“Despite everything, we still faced one large problem: the flow of air in the chambers. The salamis dried in chambers where machines from ceiling vents blew air downwards. In terms of the drying method, we had to know did the moisture collect at the air vents, or on the sides. We couldn’t come to an agreement with the workers on how to adjust the fan system. We tried to illustrate what we wanted them to do. We took an empty chamber and put 36 shelves for drying salamis in it. Then we took one hundred plain white candles and put them on the shelves. We lit the candles and left the chamber like that for about two hours. After that, we turned off the ventilation in the chamber, blew out the candles, and proceeded to measure our findings. The results were as follows: the greater the airflow, the quicker the candles burned. We concluded that the more air that blew, the more the wax burned and caused the wax to drip over the sides of the candle in an uneven manner. On the other hand, in the areas of the chamber where there was no airflow, the wax dripped normally, straight down the candle, in equal amounts on all sides. This is how we were able to explain to the men that their method simply wasn’t correct,” and Gjigas thus concludes his fascinating tale.

Regardless of how bleak and uninviting the first encounter with the family business in Petrinja was, the new owner, Gjuro Gavrilović III, was optimistic. He was aware that he was taking over a century-old family enterprise.“We procured the factory after Operation Oluja (Storm) in 1995, but it took two years to resume production. During this time we went through many hardships. Technologically, the factory was in bad condition and something would break down on a daily basis.

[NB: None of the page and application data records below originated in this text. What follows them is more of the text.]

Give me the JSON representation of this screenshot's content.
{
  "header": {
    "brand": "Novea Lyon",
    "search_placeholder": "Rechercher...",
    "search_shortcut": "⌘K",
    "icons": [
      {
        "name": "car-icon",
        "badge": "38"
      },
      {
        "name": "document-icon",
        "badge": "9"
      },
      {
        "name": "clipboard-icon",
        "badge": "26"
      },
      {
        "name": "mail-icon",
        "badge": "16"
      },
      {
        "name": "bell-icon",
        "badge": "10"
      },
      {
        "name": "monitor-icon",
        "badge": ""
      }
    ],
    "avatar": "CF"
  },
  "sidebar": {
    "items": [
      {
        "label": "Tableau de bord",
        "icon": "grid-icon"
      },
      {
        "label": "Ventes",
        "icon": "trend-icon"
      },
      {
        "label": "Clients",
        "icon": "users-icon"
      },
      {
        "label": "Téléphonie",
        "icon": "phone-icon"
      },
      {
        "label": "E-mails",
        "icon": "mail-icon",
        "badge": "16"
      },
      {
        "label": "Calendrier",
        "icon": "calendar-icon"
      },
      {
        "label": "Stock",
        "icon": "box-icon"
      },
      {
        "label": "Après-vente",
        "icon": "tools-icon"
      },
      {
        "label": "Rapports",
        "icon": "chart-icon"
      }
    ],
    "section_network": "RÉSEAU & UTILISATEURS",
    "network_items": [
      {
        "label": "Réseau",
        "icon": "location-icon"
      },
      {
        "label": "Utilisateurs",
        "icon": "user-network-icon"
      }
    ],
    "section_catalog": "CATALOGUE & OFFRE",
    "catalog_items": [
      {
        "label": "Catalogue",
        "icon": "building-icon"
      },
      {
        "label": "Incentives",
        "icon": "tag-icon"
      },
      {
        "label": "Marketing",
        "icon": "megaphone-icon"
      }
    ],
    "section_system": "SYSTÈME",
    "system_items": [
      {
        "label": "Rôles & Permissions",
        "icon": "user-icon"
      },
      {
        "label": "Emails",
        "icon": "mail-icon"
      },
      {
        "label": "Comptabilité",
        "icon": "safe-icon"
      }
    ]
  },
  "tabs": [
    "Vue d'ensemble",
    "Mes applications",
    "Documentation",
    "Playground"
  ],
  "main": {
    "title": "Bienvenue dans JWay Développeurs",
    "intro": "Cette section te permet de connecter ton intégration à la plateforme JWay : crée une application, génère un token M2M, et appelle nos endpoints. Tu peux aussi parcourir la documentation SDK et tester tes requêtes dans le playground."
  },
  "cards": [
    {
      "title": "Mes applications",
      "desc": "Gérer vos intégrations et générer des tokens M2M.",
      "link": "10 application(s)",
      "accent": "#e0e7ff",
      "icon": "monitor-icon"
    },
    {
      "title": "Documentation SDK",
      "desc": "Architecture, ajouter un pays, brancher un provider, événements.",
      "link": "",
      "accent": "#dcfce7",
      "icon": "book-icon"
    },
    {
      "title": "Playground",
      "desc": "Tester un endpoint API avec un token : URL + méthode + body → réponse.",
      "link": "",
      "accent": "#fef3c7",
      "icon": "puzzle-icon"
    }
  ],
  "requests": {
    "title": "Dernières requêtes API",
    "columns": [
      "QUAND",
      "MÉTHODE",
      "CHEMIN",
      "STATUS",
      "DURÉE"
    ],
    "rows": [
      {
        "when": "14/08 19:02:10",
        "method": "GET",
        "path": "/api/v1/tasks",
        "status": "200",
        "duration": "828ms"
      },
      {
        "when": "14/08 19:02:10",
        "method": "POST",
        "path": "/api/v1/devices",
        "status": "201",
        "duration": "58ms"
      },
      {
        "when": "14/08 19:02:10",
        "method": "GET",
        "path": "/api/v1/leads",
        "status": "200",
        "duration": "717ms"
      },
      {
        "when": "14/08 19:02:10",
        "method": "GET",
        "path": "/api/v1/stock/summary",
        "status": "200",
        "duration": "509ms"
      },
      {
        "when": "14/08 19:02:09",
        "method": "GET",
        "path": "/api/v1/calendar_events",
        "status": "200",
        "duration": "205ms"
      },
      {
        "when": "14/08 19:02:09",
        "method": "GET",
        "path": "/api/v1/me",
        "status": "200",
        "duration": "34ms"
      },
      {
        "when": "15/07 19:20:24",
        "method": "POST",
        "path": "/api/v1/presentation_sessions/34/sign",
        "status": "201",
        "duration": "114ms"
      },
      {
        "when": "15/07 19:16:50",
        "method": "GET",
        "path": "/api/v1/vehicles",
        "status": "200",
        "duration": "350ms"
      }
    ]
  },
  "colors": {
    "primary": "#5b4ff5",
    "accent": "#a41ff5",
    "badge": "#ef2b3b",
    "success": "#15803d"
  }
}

It took us two years to come out of the red, financially-speaking, because when we took over the Company, it was literally without any capital of our own. When I finally began working there, four years after I purchased it, I was accused of paying too little. What everyone seems to forget is that at that time, 3.6 million German marks was a lot of money. Many people would tell me I was crazy, but I knew I was gaining my ancestral legacy through the purchase of the Company. What was left of that legacy during the 1990s was something I didn’t know at the time. I naturally did my best to sustain and protect the factory throughout the war. Even in occupied Petrinja, there were men guarding the factory, and I, in return, guarded their job positions.”

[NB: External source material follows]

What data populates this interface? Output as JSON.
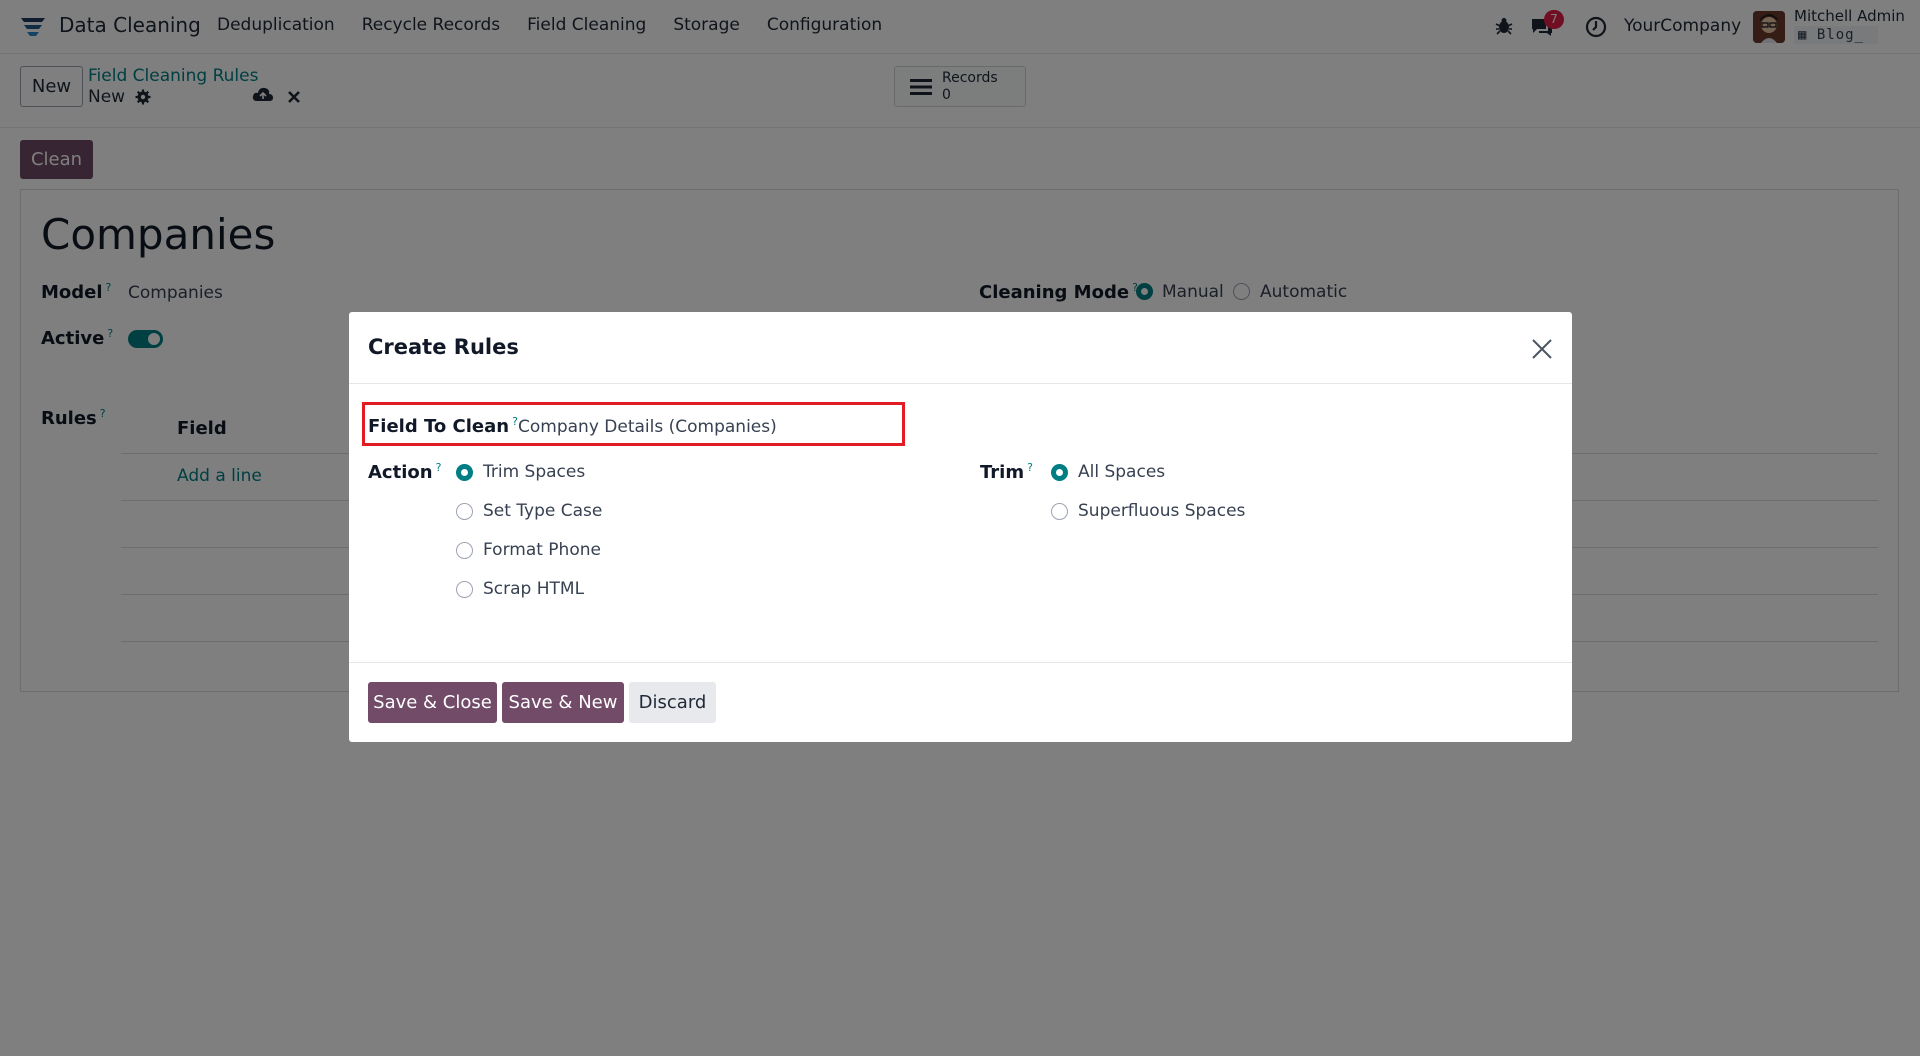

Only three years later, Gavrilović rises up from the ashes and blooms once again. Its owner, Gjuro Gavrilović, is pronounced businessman of the year. And so it continues to this day. Gavrilović products – from the massively popular Zimska, to their pates – are present and famous all across Europe and North America.